▶ _THE RECORDS_
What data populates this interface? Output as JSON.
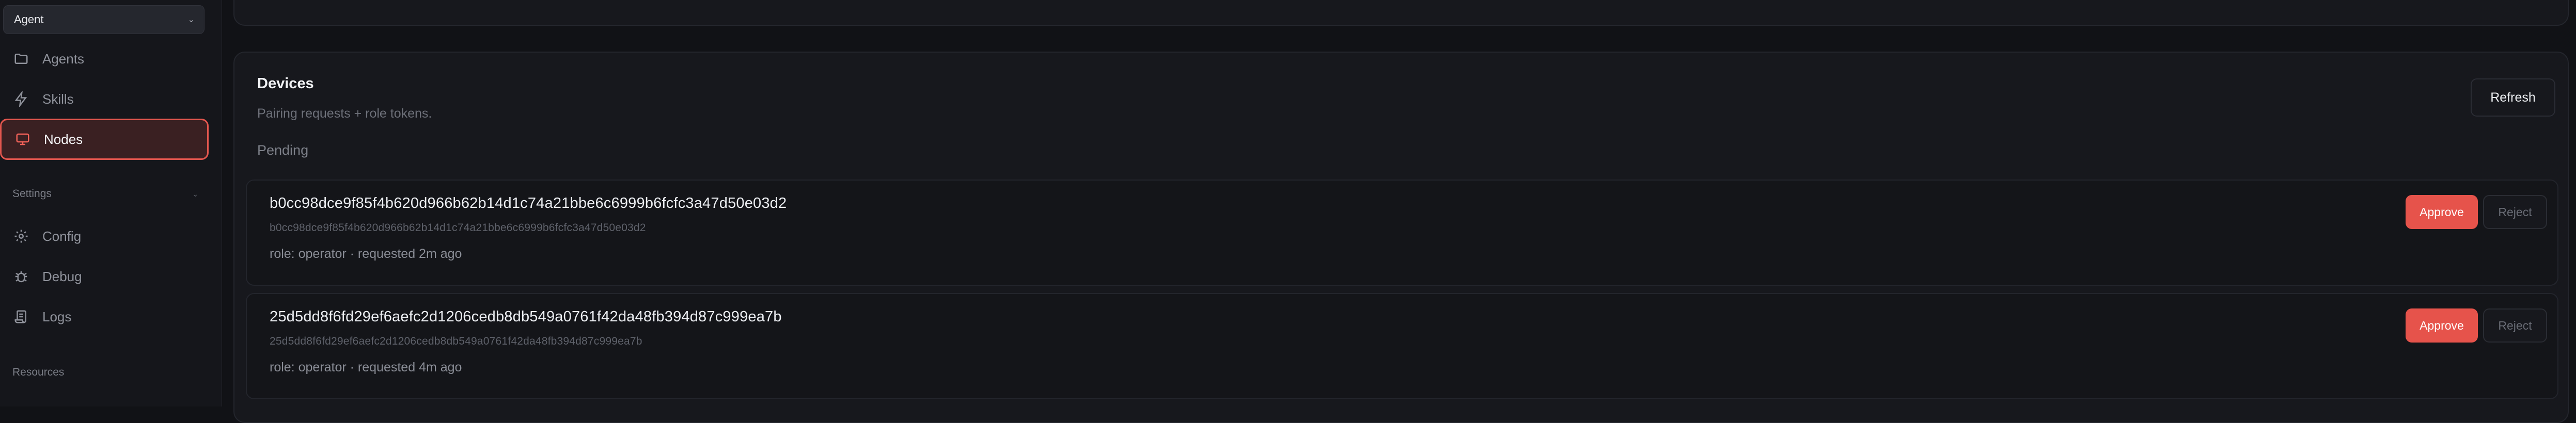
{
  "sidebar": {
    "agent_select": {
      "value": "Agent"
    },
    "items_top": [
      {
        "label": "Agents",
        "icon": "folder-icon"
      },
      {
        "label": "Skills",
        "icon": "lightning-icon"
      },
      {
        "label": "Nodes",
        "icon": "monitor-icon",
        "active": true
      }
    ],
    "settings_section": {
      "label": "Settings"
    },
    "items_settings": [
      {
        "label": "Config",
        "icon": "gear-icon"
      },
      {
        "label": "Debug",
        "icon": "bug-icon"
      },
      {
        "label": "Logs",
        "icon": "scroll-icon"
      }
    ],
    "resources_section": {
      "label": "Resources"
    }
  },
  "devices": {
    "title": "Devices",
    "subtitle": "Pairing requests + role tokens.",
    "refresh_label": "Refresh",
    "pending_label": "Pending",
    "requests": [
      {
        "title": "b0cc98dce9f85f4b620d966b62b14d1c74a21bbe6c6999b6fcfc3a47d50e03d2",
        "id": "b0cc98dce9f85f4b620d966b62b14d1c74a21bbe6c6999b6fcfc3a47d50e03d2",
        "meta": "role: operator · requested 2m ago",
        "approve_label": "Approve",
        "reject_label": "Reject"
      },
      {
        "title": "25d5dd8f6fd29ef6aefc2d1206cedb8db549a0761f42da48fb394d87c999ea7b",
        "id": "25d5dd8f6fd29ef6aefc2d1206cedb8db549a0761f42da48fb394d87c999ea7b",
        "meta": "role: operator · requested 4m ago",
        "approve_label": "Approve",
        "reject_label": "Reject"
      }
    ]
  },
  "colors": {
    "accent": "#e6534b",
    "background": "#111216",
    "card": "#17181d"
  }
}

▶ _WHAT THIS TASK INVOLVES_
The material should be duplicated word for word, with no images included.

▶ _ANSWER BOX_
What data populates this interface? Output as JSON.
{
  "sidebar": {
    "agent_select": {
      "value": "Agent"
    },
    "items_top": [
      {
        "label": "Agents",
        "icon": "folder-icon"
      },
      {
        "label": "Skills",
        "icon": "lightning-icon"
      },
      {
        "label": "Nodes",
        "icon": "monitor-icon",
        "active": true
      }
    ],
    "settings_section": {
      "label": "Settings"
    },
    "items_settings": [
      {
        "label": "Config",
        "icon": "gear-icon"
      },
      {
        "label": "Debug",
        "icon": "bug-icon"
      },
      {
        "label": "Logs",
        "icon": "scroll-icon"
      }
    ],
    "resources_section": {
      "label": "Resources"
    }
  },
  "devices": {
    "title": "Devices",
    "subtitle": "Pairing requests + role tokens.",
    "refresh_label": "Refresh",
    "pending_label": "Pending",
    "requests": [
      {
        "title": "b0cc98dce9f85f4b620d966b62b14d1c74a21bbe6c6999b6fcfc3a47d50e03d2",
        "id": "b0cc98dce9f85f4b620d966b62b14d1c74a21bbe6c6999b6fcfc3a47d50e03d2",
        "meta": "role: operator · requested 2m ago",
        "approve_label": "Approve",
        "reject_label": "Reject"
      },
      {
        "title": "25d5dd8f6fd29ef6aefc2d1206cedb8db549a0761f42da48fb394d87c999ea7b",
        "id": "25d5dd8f6fd29ef6aefc2d1206cedb8db549a0761f42da48fb394d87c999ea7b",
        "meta": "role: operator · requested 4m ago",
        "approve_label": "Approve",
        "reject_label": "Reject"
      }
    ]
  },
  "colors": {
    "accent": "#e6534b",
    "background": "#111216",
    "card": "#17181d"
  }
}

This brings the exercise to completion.